Hamas: Most protesters slain in Gaza were its members
JERUSALEM — Most of the protesters killed this week by Israeli gunfire along the Gazan border were members of Hamas, the militant group said Wednesday, an assertion that deepens the starkly different narratives on both sides over the deaths.
Israel, which has faced blistering international criticism over its response, pointed to the remarks to support its claims that Hamas has used the weekly border protests as cover to stage attacks.
But human rights groups say the identity of slain protesters, including a possible affiliation to a militant group, is irrelevant if they were unarmed and did not pose an immediate threat to the lives of soldiers.

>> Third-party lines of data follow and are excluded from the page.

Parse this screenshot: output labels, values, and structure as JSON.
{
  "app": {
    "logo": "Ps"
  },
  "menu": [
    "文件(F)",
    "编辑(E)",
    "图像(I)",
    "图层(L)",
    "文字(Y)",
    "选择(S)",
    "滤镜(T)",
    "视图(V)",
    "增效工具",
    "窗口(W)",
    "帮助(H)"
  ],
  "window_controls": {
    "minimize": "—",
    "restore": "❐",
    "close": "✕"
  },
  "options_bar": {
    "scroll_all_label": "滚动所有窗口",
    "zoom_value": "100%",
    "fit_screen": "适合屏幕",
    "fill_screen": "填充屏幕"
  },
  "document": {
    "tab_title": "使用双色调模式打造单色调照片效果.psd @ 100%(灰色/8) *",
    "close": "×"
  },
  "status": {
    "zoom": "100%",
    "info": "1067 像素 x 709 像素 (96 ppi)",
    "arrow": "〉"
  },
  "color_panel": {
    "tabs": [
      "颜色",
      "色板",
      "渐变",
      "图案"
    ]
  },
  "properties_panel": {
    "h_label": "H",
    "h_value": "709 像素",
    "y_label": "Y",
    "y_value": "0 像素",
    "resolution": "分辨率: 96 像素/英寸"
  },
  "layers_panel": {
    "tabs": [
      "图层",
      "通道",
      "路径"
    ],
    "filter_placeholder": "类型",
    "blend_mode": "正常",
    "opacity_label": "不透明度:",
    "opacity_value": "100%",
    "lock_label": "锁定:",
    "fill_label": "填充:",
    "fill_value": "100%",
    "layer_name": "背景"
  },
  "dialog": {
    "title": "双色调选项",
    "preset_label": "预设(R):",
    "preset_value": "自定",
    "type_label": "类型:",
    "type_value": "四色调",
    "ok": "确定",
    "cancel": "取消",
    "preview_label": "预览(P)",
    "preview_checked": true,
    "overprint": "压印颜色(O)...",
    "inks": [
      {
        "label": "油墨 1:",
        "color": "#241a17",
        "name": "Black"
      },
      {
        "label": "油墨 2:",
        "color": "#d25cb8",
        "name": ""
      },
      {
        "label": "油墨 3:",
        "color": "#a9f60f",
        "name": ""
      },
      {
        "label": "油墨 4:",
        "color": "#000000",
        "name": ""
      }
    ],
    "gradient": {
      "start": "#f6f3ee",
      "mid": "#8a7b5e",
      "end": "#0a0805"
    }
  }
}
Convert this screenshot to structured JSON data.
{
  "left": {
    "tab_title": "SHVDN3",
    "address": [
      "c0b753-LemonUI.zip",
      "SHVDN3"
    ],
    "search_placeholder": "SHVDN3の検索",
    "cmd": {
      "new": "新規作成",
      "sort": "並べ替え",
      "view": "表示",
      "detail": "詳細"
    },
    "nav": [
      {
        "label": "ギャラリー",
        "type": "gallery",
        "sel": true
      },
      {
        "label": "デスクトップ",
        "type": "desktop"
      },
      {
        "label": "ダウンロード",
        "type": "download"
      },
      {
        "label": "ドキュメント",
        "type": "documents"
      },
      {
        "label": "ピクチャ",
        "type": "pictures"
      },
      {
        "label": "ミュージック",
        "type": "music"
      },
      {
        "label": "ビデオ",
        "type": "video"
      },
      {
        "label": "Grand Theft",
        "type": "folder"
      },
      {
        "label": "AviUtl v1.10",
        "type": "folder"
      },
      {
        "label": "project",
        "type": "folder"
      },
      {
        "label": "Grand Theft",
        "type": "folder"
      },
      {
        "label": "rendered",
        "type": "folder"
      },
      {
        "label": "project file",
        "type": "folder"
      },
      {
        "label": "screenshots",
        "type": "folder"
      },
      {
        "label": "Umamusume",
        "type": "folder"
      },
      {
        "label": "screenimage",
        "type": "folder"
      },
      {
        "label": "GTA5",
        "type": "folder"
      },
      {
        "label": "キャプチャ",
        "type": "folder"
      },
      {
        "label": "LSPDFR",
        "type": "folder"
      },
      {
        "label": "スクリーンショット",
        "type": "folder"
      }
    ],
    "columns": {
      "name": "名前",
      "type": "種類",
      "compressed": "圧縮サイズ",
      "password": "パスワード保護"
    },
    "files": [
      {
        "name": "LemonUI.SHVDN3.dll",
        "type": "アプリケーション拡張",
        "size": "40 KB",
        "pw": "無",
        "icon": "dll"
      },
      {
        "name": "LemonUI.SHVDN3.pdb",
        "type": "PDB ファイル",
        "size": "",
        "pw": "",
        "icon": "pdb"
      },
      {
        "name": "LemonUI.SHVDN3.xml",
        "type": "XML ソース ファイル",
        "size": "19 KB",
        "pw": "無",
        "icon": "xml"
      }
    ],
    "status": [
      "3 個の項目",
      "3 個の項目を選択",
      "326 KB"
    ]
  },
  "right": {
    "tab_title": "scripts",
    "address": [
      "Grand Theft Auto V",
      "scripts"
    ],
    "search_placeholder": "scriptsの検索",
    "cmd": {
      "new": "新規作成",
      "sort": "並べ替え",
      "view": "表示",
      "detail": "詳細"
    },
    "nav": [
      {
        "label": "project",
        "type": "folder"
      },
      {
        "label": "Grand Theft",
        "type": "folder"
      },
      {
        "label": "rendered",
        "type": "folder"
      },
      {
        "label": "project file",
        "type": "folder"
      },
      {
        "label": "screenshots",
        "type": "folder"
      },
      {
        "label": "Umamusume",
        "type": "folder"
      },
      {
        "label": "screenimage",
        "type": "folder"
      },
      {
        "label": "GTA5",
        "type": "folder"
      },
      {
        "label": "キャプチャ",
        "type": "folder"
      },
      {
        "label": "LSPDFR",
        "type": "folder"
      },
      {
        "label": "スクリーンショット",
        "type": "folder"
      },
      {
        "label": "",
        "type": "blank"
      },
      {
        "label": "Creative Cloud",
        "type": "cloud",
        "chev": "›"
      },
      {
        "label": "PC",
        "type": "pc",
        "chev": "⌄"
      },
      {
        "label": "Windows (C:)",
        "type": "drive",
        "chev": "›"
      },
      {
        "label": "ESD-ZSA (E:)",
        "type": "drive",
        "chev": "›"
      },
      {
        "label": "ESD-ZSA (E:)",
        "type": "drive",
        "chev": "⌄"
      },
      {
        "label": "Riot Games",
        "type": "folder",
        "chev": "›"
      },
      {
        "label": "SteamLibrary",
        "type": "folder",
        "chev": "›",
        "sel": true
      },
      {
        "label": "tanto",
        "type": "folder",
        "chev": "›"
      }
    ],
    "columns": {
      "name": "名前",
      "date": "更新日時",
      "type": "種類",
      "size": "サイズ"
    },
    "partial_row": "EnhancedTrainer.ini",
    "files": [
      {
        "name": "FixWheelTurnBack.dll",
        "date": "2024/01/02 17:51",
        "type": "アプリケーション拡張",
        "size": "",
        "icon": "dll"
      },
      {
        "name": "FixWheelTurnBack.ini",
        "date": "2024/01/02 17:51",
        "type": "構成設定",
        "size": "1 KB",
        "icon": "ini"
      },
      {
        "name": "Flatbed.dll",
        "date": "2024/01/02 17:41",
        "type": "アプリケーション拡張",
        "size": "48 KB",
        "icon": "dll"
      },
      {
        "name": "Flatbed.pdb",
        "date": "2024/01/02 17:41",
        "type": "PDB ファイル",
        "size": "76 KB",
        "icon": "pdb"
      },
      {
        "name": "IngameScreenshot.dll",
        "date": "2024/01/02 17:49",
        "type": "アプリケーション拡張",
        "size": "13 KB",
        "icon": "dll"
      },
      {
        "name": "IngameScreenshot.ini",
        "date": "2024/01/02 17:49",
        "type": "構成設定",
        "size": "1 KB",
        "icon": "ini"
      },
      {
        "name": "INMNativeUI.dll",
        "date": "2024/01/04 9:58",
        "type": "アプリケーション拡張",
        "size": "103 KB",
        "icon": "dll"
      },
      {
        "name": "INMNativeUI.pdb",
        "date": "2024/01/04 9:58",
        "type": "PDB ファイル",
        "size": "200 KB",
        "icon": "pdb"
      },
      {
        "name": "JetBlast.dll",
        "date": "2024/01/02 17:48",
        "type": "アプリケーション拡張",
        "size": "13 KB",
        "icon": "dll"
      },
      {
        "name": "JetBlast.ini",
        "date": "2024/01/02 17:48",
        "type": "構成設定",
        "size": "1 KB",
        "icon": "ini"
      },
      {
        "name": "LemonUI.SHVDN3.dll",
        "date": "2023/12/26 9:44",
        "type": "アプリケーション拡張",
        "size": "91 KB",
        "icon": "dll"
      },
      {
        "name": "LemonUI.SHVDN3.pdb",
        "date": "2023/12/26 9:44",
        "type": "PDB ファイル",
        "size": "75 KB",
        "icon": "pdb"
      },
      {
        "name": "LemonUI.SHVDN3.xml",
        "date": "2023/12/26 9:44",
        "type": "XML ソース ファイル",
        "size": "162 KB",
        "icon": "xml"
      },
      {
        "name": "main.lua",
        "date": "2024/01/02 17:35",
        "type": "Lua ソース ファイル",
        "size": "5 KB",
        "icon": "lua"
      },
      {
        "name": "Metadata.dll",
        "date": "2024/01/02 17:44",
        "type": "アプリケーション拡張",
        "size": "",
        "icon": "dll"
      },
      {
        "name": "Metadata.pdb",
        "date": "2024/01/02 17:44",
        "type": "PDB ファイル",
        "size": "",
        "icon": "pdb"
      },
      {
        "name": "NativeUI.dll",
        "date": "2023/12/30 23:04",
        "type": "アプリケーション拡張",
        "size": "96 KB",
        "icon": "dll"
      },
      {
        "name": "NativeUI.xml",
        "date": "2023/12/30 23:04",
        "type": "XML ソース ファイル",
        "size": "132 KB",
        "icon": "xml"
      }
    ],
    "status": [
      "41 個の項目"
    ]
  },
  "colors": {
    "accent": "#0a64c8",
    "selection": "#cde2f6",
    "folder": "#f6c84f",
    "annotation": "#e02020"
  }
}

In an interview with Baladna TV, a private Palestinian news outlet that broadcasts via Facebook, senior Hamas official Salah Bardawil said 50 out of the nearly 60 protesters killed Monday were Hamas members, with the others being “from the people.”
Bardawil did not elaborate on the nature of their membership in the group and his claim could not be independently verified.
It was unclear if the protesters he was referring to were militants or civilian supporters of the Islamic group, which rules Gaza and opposes Israel’s existence.
The affiliation may matter little to those who have deemed Israel’s response to the protests to be heavy-handed. For Israel, it became evidence.
“It was clear to Israel and now it is clear to the whole world that there was no popular protest. This was an organized mob of terrorists organized by Hamas,” said Israeli Foreign Ministry spokesman Emmanuel Nahshon.
In response to the uproar over his remarks, Bardawil later said in a statement that Israel was “legitimizing the killing of Palestinians just because they are Palestinians or just because they are Hamas, even if they were unarmed and defending their dignity and rights.”
Israel on Wednesday welcomed another embassy in Jerusalem just two days after the landmark move by the United States.
The ribbon cutting by Guatemalan President Jimmy Morales marked the first nation to join the United States in making the move to Jerusalem and formally recognizing the contested city as Israel’s capital.
Similar to the U.S. Embassy inauguration, the Guatemalan event brought Prime Minister Benjamin Netanyahu and prominent international supporters of Israel, including GOP megadonor Sheldon Adelson and a smattering of evangelical leaders.
The Guatemalan affair was more lowkey by comparison; its new office was barely big enough to hold all the guests.
Information from The Washington Post was included in this report.